It’s become handy book-marketing shorthand to compare almost every suspense novel with a complex, difficult, possibly untrustworthy female protagonist to Gone Girl, especially if it’s been penned by a female author who can likewise be linked with Gillian Flynn. I understand why it happens, and sometimes it’s even fitting. I’m not sure how well the comparison suits Luckiest Girl Alive, but since it’s been made in the book’s marketing, I’ll play along:

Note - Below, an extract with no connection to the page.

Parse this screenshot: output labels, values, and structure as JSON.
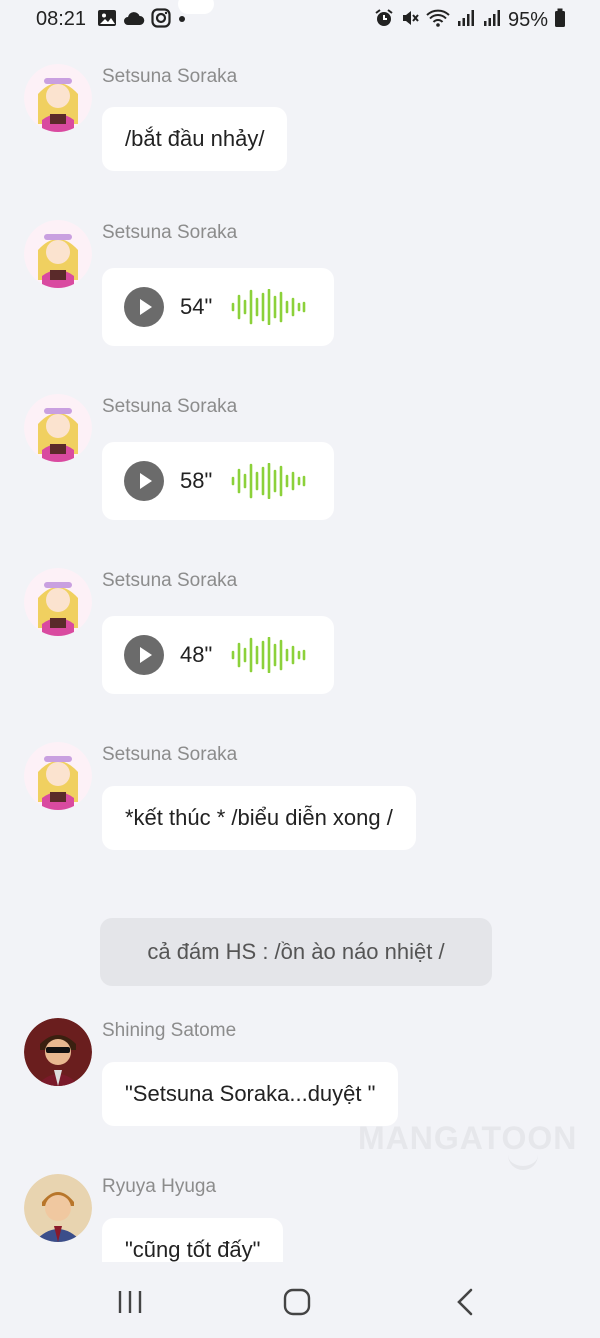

Luckiest Girl Alive is an undeniable page-turner, but the story’s twists are less unexpected than those of Gone Girl. Maybe that’s because Ani FaNelli isn’t as all-out crazy as Amy Dunne, and that makes her less scary. I didn’t think Ani was as psychologically complicated as Amy, but her motivations and actions did seem more psychologically plausible—that may ultimately make her a less memorable character, but perhaps a more authentically human one, and I think that will stay with me longer than most of the plot points.
Rating: 3.75 of 5
As a teenager at the prestigious Bradley School, Ani FaNelli endured a shocking, public humiliation that left her desperate to reinvent herself. Now, with a glamorous job, expensive wardrobe, and handsome blue blood fiancé, she’s this close to living the perfect life she’s worked so hard to achieve.
But Ani has a secret.
There’s something else buried in her past that still haunts her, something private and painful that threatens to bubble to the surface and destroy everything.
With a singular voice and twists you won’t see coming, Luckiest Girl Alive explores the unbearable pressure that so many women feel to “have it all” and introduces a heroine whose sharp edges and cutthroat ambition have been protecting a scandalous truth, and a heart that’s bigger than it first appears.
The question remains: will breaking her silence destroy all that she has worked for—or, will it at long last, set Ani free?
“I inspected the knife in my hand.
“‘That’s the Shun. Feel how light it is compared to the Wüsthof?’
“I pricked a finger on the blade’s witchy chin, testing. The handle was supposed to be moisture resistant, but it was quickly going humid in my grip.
“‘I think that design is better suited for someone of your stature.’ I looked up at the sales associate, bracing for the word people always use to describe short girls hungry to hear ‘thin.’ ‘Petite.’ He smiled like I should be flattered. Slender, elegant, graceful—now there’s a compliment that might actually defang me.
“Another hand, the skin several shades lighter than my own, appeared in the frame and made a grab for the handle. ‘Can I feel?’ I looked up at him too: my fiancé.”